In light of the media frenzy over international sporting icon Oscar Pistorius, we checked the futurefact database to see how South Africans feel about shooting people who have “broken into” your home. Since the futurefact survey was conducted last year we didn’t ask about who the person you shot at might be and whether there was any mistake in the identity of the ‘intruder’. But, it does provide us with a ‘before the event benchmark’, unclouded by current emotions and hype of how South Africans respond to the statement: “When somebody breaks into your house you have the right to shoot to kill”.

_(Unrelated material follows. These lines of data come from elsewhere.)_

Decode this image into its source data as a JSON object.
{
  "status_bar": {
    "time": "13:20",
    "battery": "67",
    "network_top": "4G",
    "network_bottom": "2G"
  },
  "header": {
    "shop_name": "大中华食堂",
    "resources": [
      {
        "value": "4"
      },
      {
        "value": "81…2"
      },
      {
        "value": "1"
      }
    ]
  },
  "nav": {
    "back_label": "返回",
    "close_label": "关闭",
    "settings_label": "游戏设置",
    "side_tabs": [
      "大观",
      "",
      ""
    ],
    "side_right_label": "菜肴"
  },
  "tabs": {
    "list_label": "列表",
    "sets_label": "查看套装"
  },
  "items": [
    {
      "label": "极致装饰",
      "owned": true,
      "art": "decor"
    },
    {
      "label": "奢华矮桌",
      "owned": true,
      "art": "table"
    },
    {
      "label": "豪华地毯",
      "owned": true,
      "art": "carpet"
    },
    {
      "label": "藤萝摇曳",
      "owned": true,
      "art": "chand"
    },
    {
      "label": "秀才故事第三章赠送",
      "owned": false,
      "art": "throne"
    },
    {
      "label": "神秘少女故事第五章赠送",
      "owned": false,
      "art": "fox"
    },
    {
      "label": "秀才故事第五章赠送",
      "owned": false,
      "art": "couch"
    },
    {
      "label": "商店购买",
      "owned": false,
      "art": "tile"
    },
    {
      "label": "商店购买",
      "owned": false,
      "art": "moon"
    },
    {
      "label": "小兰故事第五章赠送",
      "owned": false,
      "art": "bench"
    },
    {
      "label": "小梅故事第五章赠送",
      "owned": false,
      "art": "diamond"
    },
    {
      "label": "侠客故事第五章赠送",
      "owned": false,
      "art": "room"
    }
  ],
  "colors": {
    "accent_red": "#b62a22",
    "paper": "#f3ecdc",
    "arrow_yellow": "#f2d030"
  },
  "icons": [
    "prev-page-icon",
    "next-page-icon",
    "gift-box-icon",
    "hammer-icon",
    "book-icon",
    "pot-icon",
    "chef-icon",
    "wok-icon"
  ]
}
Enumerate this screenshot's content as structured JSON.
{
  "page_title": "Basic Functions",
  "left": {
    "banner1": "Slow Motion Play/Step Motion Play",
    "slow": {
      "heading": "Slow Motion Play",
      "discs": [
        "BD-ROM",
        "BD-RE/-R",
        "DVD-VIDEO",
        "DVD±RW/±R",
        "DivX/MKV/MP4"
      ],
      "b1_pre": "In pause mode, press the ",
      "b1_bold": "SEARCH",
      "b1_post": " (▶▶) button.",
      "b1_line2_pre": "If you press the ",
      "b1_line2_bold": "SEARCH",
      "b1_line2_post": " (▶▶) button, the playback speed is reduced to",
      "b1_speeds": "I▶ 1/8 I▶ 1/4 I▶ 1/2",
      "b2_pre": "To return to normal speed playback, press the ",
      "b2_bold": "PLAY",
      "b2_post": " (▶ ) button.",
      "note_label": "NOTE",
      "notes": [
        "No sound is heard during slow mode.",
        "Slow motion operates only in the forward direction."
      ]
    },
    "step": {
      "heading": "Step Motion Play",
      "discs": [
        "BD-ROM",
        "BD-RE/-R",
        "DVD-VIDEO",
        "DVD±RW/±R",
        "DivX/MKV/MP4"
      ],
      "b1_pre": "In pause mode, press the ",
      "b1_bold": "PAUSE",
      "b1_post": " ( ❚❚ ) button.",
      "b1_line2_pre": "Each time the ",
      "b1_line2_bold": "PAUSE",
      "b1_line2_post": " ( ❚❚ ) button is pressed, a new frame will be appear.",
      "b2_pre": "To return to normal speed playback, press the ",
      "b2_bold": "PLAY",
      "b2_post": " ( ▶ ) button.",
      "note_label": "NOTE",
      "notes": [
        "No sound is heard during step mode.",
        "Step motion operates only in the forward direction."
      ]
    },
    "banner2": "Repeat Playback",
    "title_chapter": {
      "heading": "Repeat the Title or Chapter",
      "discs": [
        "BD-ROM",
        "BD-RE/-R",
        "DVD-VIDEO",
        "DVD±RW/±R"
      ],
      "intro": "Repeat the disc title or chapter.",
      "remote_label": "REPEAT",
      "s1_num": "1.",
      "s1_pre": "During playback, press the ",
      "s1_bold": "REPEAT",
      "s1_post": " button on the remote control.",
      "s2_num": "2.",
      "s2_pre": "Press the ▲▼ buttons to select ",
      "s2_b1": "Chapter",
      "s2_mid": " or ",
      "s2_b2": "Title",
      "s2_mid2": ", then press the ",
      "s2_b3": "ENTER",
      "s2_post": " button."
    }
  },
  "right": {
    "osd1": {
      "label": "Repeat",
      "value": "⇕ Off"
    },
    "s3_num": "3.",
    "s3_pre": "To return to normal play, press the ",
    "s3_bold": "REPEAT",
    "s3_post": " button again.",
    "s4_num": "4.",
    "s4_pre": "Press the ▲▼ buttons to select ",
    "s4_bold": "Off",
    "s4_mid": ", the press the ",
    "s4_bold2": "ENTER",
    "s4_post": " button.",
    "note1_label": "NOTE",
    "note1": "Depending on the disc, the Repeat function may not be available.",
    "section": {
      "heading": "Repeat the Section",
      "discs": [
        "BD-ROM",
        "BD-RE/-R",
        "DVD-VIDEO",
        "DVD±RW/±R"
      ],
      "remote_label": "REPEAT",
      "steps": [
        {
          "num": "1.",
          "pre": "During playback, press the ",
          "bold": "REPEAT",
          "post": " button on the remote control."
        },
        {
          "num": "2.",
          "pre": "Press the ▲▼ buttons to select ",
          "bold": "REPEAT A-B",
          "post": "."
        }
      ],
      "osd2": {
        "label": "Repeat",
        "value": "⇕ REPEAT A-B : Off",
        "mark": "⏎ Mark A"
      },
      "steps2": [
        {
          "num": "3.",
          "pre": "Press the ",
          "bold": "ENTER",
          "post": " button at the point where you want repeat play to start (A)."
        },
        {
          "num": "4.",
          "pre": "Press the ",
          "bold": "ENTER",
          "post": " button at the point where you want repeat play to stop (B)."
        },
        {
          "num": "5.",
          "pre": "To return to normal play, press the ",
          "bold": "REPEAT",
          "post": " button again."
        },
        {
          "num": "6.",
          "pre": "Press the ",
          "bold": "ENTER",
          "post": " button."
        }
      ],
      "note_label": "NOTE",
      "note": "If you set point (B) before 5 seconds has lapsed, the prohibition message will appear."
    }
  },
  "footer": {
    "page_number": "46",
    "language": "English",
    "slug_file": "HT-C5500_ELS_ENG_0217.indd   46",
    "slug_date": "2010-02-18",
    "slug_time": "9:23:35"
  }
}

We should start by setting the stage: In 2012, around 5% of South Africans (fewer than in previous futurefact surveys) said that either they or someone in their household had been a victim of a serious or violent crime in the past year.
Nonetheless, just over six out of ten South Africans aged 15 years and over and pretty well across the board said that they were “afraid and alert all the time in case I become a victim of crime”. This is indicative of the state of mind that prevails in the country and provides the backdrop for why some South Africans may be somewhat trigger happy or why over half of us believe that: “If the police and government do nothing about crime, ordinary people have right to take the law into their own hands”.
So what do you do when someone breaks into your house? 46% of South Africans believe that it is your right to “shoot to kill” such an intruder 44% disagree and 10% say they “are not sure”.
futurefact has been surveying the attitudes and beliefs of South Africans since 1998. The findings presented above are from futurefact 2012 which is based on a probability sample of 2,946 adults aged 15 years and over living in communities of more than 500 people throughout South Africa and representing 21.6 million adults.
If you would like to find out more about futurefact and its extensive attitudinal databases please contact Jos Kuper 082 904 9939 or check out www.futurefact.co.za